Dolph von Arx, a Naples civic leader who is the former chairman, president and CEO of the Planters Lifesavers Co., has been named the first chair of the village’s Biomedical Leadership Council. The biomedical venture represents “a tremendous, tremendous diversification opportunity for Collier County,” von Arx said.
“We’ve got a great partnership,” von Arx said. “We are all very excited…We’re gonna go get ’em.”
Jackson and USF plan to collaborate in three key areas: research, education and clinical care.
- RESEARCH. Jackson and USF researchers will collaborate on work in such endeavors as computational biology and bioinformatics; cancer; Alzheimer’s disease and the neurosciences; metabolic diseases; and a host of other diseases. Researchers and clinicians will work together to bring the latest discoveries into clinical practice, with an emphasis on new medicine that is tailored to respond to the individual.
- EDUCATION. Advancing technologies demand a different kind of education for the next generation of healthcare professionals. USF Health and Jackson are leaders in medical and scientific education. The partnership will lead the way in educating students in medicine, nursing, pharmacy and emerging health professions in the areas of personalized health, pharmacogenomics, and bioinformatics. The partnership also expects to develop continuing medical education programs to help teach doctors and other practicing health professionals about these new areas of medicine.
- CLINICAL CARE. Jackson and USF Health will team with other health care organizations to develop a clinical campus that will provide the latest in cutting-edge personalized medicine and health care to patients from Collier County and beyond. USF already is creating new models to help patients with chronic conditions live optimistically. The partnership will be ideally positioned to provide personalized medicine across a continuum of care, from home therapies to outpatient and inpatient services.
Those initiatives will further increase the economic impact of the research and education village planned for eastern Collier County. An economic analysis performed by the Washington Economic Group predicts that within 10 years, the research and education village will generate 7,500 jobs and $500 million in annual economic activity in cumulative economic impact in Collier County – and even more across the southwestern Florida region. The partnership with USF Health will accelerate these economic benefits.
“Collier County’s vision of building a biomedical cluster, and its determination to become a key player in the biomedical revolution are very powerful incentives for USF Health to act now,” said Klasko.
Noting that Edison State College has already committed to creating a charter high school in the research and education village, Hewett said, “There will be many more announcements like this one. We look forward to welcoming scientific, educational and medical partners from around the world. We will also see a growing number of commercial ventures locating here.

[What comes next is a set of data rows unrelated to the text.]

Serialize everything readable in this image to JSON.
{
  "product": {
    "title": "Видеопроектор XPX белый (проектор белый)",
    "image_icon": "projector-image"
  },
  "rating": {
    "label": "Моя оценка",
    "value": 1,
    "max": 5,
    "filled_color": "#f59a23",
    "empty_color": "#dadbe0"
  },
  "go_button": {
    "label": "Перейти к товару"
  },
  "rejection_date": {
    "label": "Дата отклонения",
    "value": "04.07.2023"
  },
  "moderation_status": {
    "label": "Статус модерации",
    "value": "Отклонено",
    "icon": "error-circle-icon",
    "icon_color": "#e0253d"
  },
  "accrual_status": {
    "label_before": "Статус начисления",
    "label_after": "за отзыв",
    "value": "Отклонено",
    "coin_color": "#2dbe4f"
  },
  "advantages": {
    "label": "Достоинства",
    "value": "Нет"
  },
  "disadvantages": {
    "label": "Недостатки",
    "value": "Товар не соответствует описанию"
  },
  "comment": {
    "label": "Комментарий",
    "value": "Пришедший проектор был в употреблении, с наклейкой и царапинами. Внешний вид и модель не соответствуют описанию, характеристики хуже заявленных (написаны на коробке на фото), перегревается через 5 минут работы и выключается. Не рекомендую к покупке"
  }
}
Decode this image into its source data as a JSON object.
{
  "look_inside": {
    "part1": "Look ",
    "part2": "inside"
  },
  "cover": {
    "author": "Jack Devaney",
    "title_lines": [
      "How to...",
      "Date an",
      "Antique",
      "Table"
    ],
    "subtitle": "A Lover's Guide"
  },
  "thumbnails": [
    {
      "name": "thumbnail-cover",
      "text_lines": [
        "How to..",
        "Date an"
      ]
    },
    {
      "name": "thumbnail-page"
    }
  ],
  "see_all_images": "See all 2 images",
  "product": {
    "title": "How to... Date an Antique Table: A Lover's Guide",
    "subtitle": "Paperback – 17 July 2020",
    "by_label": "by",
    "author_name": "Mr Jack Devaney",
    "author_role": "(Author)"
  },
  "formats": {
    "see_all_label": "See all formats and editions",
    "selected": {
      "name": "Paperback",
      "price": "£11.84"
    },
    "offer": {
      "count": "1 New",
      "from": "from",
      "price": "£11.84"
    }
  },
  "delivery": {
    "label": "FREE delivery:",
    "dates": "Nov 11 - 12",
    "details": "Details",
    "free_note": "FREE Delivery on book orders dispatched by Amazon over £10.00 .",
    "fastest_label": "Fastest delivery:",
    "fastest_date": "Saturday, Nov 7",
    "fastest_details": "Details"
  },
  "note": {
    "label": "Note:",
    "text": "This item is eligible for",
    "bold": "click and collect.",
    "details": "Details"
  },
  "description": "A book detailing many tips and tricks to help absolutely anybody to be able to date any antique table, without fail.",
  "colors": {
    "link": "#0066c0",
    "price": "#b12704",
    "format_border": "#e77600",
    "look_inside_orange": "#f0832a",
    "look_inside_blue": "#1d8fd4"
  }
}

“This is a great day for the citizens of Collier County and southwest Florida as well as for us,” Hewett said. “Together, we will transform the economy of this region, and help southwest Floridians lead longer, healthier lives.”